And they won’t. Experience teaches us that in our political circles people with angel wings are extinct. Is this another “bomb”?”

According to the applicable legislation, the head of the regional administration approves the appointment of heads of local public structures using the rights delegated to him by the regional council. According to the reform, the regional council will not be able to influence any kind of such appointment. Thus, the fact that local public structures may not be controlled by the local self-government authorities is another “bomb”. May be the reform will be more successful if that bomb would be eliminated.”

So are you more pessimistic about that?”

No, I am more optimistic. I assume that the first step was made, but there are some concerns… like come-and-go style. This is the third “bomb”, when the communities are united based on the assigned order, i.e. when the initiative that comes from the bottom of the vertical is substituted with prescriptions and assignments of specific officials.”

Just like in the case with the initiative to turn the entire district into one community that was given to the Vovchansk district… The same initiative was communicated to almost half of such districts.”

This shows us that local officials build the system to fit their own aims. They realize that if some powers will be delegated to the community, the functions of regional agencies will be neutralized. That is why they transform the district into one community in order to stay in charge of it. This will change the sign on the office’s door plate, but this won’t change the level of their influence. Communities must not be dictated with whom to unite, they should be motivated by what is expedient for the community: logistics or connection between settlements. In the region we have this typical situation when two village councils are located on both sides of a district border being closer to one another than to other village councils within their districts. They are united by close distance, schools, history, or family ties. They are willing to unite, but they are not given a chance to do that.

Regional officials say that they have to employ administrative measures because no initiatives come from the bottom. But since the process began already and it has to be realized…”

It’s true. The majority of village councils make no haste. They need time to think over and consult with locals, whereas officials want the fulfillment of the plan and indicators... There was no hurry in Poland. It’s like the case with a disease – one may not report that flu was cured in two hours. Well, of course one may give such a report, but it won’t cure the flu.”

All disputes are around the association of communities. If we recollect the reform that was discussed in Ukraine in 2004 there was the same attempt to change regional borders. Are you a supporter of such a reform?”

I am an opponent of that. In medicine when treating a difficult and complex polytrauma there is the rule of the common sense. The most critical risks must be eliminated first. The same principle applies to politics and social life. We do have problems with regions. But do you really believe that changes in the regions’ borders will make a break-through in the political, economic, and social matters?
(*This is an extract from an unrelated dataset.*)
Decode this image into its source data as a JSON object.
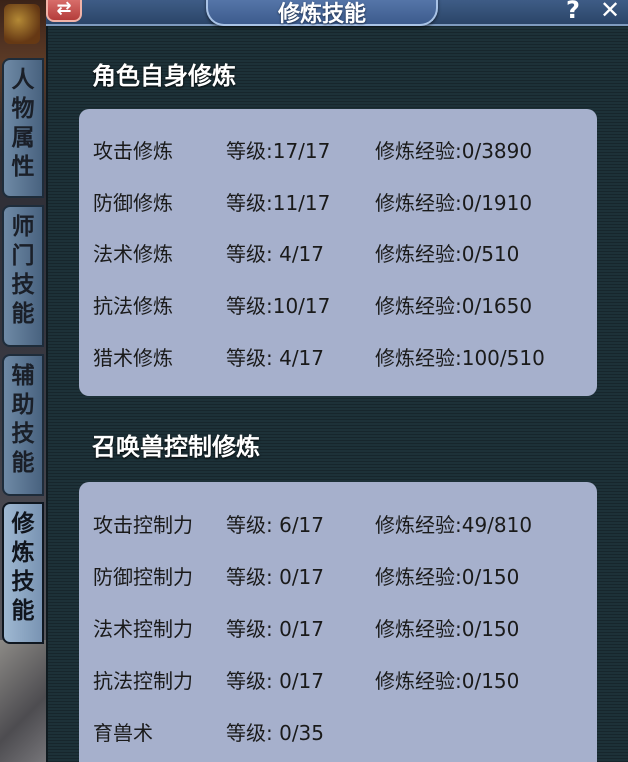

No way! That’s why we have to lay the foundation. The creation of the community is the establishment of the running base that is able to resolve both social and household issues. That is crucial. “Social-being” determines consciousness. After this, one may move on.”

 

Guberniya Magazine